Prev Med. 1983 Jan; 12(1): 133-7.
Dietary salt and blood pressure.

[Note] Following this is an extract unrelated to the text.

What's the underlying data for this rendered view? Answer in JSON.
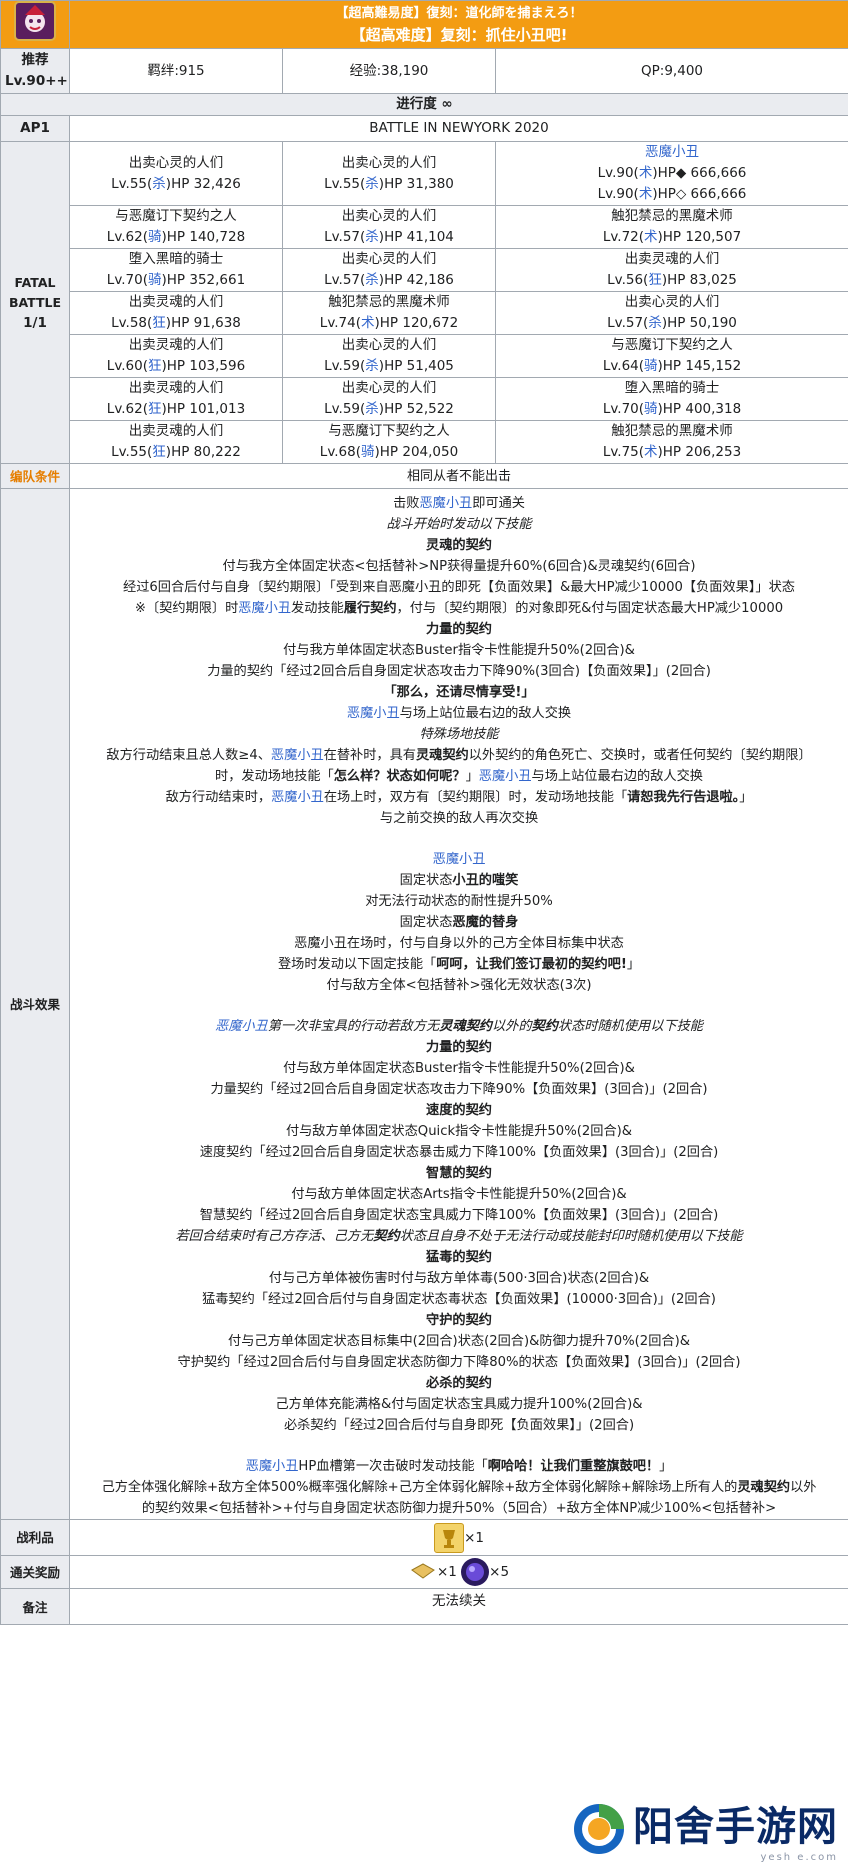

Research evidence on the role of dietary sodium in the etiology and pathogenesis of hypertension is briefly reviewed. This matter is assuming new importance at present, given new data on the efficacy of normalization of blood pressure for adults with so-called "mild" hypertension (average diastolic 90-104 mm Hg), hence the need for safe nutritional-hygienic alternatives to years-long drug treatment for millions of people with such hypertension. Two trials by the authors deal with some unresolved questions in this area. The first, a preliminary study, involved 21 lacto-ovo-vegetarian high school students living in a boarding school. With decrease in daily Na intake from 216 to 72 meq for the experimental compared with the control group, red blood cell Na concentration was significantly lower in the former; systolic pressure was slightly but not significantly lower. The second trial, the Primary Prevention of Hypertension, involves over 200 hypertension-prone persons aged 30-44, and explores the ability in the experimental group to reduce blood pressure and prevent development of hypertension by safe nutritional-hygienic means (weight reduction, dietary Na decrease, avoidance of excess alcohol, rhythmic exercise). Initial results at 6 months are presented. Trials on the prevention and control of hypertension by nonpharmacologic means, including reduced Na intake, and involving analyses of the inter-relationships among dietary Na, other dietary factors, Na metabolism, and blood pressure in samples from different population strata, are an important present-day research need.